A possible selection bias could also be argued, given that these indicators have been designed with the participation of professionals from AIDS-NGOs that work in Catalonia and are financed by this autonomous community's Department of Health. Nonetheless, as mentioned above, the enormous variability in the number of activities and proposed evaluation indicators minimizes this bias and raises their potential usefulness for AIDS-NGOs located in other geographical areas. Furthermore, one limitation of the study was not to have studied the views of other health providers that work with HIV-AIDS prevention or control-programmes (Primary Care, Public Health, Reproductive and Sexual Health, Faith-Based Organizations and Community Based Organizations). Although their contributions would have been of great interest, for reasons of practicality and insufficient resources this aspect could not be included.
We also want to mention that indicators for global results such as HIV mortality, rate of hospitalizations and approach to other health problems (diabetes, hypertension...) have not been proposed. However, the improvements in these epidemiological indicators can be attributed to multiple factors (improvements in security and effectiveness of drug treatments, healthcare, etc.) and not only to the AIDS-NGOs' activities. Nonetheless, studies that directly involve classic systems of epidemiological surveillance for HIV-AIDS would be of interest.
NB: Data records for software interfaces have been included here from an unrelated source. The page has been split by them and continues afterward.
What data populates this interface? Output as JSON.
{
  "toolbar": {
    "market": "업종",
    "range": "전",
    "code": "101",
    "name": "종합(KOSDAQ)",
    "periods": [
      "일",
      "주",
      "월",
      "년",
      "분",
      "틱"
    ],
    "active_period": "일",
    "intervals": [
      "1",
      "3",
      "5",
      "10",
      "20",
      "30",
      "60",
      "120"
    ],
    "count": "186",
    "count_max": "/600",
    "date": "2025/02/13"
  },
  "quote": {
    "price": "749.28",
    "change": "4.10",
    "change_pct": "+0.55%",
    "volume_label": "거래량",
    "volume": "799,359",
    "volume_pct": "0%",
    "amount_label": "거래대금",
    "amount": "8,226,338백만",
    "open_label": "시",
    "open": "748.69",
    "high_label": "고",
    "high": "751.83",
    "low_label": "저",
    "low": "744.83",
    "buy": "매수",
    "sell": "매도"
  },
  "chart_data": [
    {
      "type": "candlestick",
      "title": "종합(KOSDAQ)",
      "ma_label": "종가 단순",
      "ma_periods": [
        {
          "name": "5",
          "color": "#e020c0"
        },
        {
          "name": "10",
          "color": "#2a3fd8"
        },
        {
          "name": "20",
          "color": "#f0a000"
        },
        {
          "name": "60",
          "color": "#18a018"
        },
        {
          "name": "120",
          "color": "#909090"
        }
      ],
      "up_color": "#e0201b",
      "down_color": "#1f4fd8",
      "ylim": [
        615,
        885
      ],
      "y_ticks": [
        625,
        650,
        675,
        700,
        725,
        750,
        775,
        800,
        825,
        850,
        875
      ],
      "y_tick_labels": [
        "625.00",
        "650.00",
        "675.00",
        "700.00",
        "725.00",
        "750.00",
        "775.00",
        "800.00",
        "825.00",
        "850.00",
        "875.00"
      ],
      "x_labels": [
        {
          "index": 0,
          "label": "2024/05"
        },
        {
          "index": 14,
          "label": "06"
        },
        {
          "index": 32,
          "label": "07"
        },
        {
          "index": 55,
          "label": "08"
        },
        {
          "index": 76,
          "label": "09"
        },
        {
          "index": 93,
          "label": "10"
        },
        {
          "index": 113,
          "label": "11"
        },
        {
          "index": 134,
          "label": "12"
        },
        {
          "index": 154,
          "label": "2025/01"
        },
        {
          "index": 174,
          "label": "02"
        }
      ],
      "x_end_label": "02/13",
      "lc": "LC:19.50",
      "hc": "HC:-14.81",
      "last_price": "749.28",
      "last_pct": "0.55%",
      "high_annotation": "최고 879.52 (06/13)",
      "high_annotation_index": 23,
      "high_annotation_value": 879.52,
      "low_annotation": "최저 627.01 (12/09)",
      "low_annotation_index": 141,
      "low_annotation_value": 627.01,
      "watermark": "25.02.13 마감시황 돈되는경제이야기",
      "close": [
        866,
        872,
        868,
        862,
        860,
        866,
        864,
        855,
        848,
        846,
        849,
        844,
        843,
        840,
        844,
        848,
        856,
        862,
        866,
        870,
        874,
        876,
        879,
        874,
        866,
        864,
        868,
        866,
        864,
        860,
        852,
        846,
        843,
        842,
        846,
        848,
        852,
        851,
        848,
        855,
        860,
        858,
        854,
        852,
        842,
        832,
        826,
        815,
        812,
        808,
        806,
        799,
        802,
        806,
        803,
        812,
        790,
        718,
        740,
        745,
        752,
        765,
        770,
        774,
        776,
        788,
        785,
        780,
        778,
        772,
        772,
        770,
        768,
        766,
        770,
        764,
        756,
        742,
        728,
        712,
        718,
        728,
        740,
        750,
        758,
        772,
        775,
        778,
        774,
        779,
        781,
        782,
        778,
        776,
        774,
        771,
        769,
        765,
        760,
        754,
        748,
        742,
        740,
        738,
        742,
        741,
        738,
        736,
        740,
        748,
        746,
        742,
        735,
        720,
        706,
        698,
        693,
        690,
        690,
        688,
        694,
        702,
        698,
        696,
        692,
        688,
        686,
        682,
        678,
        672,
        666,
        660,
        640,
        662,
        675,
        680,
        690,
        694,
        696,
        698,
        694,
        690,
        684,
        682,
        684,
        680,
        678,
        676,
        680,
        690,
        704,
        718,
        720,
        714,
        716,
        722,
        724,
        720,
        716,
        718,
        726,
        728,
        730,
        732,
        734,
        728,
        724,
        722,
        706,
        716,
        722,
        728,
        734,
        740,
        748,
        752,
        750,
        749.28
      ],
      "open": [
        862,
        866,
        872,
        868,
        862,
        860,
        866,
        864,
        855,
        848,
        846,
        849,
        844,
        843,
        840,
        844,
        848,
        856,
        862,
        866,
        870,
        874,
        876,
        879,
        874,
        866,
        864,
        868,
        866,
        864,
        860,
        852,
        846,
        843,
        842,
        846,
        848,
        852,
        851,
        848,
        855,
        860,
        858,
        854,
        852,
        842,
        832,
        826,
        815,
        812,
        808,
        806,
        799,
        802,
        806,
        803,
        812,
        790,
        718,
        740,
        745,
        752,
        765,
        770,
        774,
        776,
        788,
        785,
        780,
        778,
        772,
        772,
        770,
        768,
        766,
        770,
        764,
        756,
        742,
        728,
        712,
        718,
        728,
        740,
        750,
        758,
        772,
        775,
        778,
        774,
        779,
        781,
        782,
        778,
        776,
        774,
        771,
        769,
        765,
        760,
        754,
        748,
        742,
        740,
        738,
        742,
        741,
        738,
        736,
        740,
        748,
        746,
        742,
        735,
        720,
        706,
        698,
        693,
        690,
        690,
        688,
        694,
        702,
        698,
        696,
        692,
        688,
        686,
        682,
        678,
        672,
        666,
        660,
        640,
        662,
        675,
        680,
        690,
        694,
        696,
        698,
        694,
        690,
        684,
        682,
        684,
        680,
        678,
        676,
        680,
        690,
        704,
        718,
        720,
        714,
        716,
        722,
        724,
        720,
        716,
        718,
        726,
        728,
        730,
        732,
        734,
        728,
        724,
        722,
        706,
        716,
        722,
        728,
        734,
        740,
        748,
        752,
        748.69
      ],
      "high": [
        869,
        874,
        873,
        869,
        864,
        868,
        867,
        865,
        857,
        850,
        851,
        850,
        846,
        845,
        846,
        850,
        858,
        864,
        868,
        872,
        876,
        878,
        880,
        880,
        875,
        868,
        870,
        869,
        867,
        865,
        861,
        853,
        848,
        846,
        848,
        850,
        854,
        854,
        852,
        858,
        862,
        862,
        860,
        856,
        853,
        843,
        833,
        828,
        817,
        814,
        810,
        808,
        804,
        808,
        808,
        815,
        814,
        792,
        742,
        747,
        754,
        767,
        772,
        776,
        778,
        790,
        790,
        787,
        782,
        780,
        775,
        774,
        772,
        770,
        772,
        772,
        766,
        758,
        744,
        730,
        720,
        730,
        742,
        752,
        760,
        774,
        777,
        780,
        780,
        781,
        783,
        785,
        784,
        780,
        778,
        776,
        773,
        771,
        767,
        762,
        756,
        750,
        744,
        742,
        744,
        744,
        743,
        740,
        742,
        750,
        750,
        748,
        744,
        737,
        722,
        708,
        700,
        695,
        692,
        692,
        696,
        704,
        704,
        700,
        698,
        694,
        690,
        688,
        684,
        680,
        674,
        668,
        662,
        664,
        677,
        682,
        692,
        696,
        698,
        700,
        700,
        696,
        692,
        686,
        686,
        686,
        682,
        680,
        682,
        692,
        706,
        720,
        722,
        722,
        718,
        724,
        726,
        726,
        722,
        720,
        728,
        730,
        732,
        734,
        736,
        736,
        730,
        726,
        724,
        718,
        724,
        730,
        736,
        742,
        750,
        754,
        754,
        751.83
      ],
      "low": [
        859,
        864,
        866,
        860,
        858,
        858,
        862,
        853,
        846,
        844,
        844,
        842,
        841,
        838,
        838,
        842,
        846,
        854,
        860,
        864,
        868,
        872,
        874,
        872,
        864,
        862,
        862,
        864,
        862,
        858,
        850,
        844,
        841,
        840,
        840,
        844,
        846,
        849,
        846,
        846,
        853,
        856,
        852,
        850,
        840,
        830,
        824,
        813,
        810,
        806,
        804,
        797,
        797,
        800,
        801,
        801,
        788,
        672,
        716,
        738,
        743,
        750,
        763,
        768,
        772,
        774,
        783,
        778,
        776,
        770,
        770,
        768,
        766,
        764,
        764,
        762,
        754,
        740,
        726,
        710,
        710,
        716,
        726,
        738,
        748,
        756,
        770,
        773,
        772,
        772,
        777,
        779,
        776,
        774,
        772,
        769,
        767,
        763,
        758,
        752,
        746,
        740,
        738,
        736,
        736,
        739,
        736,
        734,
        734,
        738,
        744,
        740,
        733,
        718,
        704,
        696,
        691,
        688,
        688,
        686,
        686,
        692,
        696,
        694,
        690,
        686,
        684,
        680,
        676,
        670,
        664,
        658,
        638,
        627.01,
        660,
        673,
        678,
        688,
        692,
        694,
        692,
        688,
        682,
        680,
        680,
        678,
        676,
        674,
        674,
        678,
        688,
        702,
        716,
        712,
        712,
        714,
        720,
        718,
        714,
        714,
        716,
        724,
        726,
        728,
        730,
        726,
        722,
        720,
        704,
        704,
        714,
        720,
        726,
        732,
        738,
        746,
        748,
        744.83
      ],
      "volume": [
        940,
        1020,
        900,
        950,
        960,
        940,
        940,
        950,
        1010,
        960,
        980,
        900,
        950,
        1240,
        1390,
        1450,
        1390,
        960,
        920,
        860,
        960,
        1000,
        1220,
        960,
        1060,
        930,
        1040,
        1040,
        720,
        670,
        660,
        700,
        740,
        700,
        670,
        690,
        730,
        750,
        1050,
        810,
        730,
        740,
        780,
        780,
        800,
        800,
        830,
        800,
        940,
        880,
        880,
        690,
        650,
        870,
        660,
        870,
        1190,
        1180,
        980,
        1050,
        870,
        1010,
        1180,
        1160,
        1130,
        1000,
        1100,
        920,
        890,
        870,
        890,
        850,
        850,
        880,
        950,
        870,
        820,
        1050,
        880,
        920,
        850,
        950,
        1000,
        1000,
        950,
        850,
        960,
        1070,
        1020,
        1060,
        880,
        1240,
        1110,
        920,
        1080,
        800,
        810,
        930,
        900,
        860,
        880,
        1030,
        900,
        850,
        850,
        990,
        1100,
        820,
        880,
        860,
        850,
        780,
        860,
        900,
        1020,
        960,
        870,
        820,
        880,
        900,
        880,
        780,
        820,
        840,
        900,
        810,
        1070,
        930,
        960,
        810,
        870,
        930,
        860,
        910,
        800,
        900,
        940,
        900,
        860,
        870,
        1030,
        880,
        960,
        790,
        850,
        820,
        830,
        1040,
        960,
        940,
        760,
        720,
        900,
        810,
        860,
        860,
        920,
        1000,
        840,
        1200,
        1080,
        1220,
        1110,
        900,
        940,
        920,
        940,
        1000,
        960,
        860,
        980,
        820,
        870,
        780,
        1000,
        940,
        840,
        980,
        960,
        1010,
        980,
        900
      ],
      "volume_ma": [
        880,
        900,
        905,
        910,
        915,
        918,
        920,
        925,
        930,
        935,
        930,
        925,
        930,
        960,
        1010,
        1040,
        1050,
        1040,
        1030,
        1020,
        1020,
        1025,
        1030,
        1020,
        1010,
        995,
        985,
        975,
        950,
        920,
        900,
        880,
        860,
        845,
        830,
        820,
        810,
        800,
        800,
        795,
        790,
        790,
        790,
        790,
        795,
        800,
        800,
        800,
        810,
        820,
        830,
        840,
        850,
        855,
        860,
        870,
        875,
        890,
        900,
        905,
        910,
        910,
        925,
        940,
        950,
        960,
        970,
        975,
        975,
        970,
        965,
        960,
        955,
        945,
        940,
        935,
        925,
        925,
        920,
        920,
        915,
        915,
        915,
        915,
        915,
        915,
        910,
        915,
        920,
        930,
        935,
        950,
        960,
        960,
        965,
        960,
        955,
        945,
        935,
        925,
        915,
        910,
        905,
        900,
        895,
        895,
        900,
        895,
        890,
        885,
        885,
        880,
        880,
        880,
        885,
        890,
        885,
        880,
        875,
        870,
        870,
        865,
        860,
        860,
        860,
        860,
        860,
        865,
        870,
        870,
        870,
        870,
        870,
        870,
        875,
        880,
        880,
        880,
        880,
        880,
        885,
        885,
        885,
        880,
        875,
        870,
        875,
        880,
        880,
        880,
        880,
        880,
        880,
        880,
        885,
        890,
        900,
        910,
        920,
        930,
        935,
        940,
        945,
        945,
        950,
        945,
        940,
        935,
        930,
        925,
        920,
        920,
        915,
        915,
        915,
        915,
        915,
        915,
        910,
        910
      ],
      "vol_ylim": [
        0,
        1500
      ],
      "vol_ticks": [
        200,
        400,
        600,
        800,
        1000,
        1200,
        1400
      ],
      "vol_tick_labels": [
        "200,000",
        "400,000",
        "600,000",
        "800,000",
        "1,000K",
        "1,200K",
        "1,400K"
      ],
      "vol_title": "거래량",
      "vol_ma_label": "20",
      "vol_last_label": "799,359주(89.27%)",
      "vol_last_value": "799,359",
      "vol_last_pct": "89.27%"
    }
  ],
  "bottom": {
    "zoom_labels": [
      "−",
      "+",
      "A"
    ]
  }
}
For the selection of indicators in future evaluations of preventive activities in AIDS-NGOs, the elements that make up the third dimension of the Haddon matrix should be taken into consideration: effectiveness, cost, freedom, equity, stigmatization, preferences of the affected community or individual and viability. These factors can be considered from different points of view and can have greater or lesser weight when selecting indicators, based on the general objectives of future health policies and on HIV-AIDS [12, 15, 16].
It is also important that the strategic plan of future HIV-AIDS policies emphasize activities that address the population that makes up the affected or at-risk person's immediate environment . Although activities directed towards the social environment can have an indirect impact and their execution can be more difficult in some cases, it is necessary to emphasize the key role of the AIDS-NGOs in the development of these activities and the important social impact they can have.